## Instructions for the task
Tally the lines containing "Port" in this data. Respond with the tally alone.

## The input
—————

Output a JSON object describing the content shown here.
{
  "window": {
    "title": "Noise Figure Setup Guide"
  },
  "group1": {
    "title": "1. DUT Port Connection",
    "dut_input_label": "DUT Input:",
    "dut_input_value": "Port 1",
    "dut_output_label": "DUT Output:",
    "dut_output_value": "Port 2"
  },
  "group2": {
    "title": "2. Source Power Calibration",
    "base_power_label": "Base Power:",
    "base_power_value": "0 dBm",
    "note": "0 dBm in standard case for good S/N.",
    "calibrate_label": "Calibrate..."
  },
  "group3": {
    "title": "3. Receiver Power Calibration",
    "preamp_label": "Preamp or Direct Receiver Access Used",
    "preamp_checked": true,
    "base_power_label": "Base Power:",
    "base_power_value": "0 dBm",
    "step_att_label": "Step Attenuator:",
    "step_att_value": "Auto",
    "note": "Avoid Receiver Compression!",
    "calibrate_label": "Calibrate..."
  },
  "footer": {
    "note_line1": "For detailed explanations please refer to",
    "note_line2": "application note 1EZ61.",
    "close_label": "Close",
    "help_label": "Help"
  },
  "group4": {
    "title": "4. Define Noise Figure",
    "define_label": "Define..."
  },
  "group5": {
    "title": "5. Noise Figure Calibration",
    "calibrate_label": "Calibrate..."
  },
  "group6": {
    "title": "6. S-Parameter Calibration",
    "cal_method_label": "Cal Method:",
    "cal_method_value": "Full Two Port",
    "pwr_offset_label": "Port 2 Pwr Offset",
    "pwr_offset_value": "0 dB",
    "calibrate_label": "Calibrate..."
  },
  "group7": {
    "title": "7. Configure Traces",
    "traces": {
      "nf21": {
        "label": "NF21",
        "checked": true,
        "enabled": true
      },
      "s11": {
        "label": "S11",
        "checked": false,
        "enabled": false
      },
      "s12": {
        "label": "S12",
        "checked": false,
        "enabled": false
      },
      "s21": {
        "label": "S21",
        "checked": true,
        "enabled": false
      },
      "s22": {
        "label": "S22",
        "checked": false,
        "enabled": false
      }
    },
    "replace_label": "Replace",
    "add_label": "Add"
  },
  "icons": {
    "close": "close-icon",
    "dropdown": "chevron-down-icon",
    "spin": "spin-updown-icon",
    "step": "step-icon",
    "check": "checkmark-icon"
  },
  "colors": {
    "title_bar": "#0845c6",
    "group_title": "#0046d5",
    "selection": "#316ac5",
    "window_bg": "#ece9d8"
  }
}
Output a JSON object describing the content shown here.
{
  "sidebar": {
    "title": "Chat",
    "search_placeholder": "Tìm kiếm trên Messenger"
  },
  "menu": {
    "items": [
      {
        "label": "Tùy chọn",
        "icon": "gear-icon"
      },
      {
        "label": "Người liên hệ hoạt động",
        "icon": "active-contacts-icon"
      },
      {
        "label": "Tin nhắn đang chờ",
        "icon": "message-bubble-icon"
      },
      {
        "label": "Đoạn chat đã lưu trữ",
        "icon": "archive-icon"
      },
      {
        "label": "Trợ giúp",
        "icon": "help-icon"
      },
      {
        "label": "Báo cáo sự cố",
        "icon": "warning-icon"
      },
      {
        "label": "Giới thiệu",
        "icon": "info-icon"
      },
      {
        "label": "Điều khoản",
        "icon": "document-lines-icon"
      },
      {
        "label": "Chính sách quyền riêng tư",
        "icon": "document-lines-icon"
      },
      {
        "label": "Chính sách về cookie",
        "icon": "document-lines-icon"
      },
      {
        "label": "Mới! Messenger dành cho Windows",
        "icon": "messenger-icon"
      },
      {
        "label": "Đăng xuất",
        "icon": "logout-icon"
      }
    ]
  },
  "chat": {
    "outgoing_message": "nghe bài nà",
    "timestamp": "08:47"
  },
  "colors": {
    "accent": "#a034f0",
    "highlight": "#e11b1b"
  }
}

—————

## Written answer
5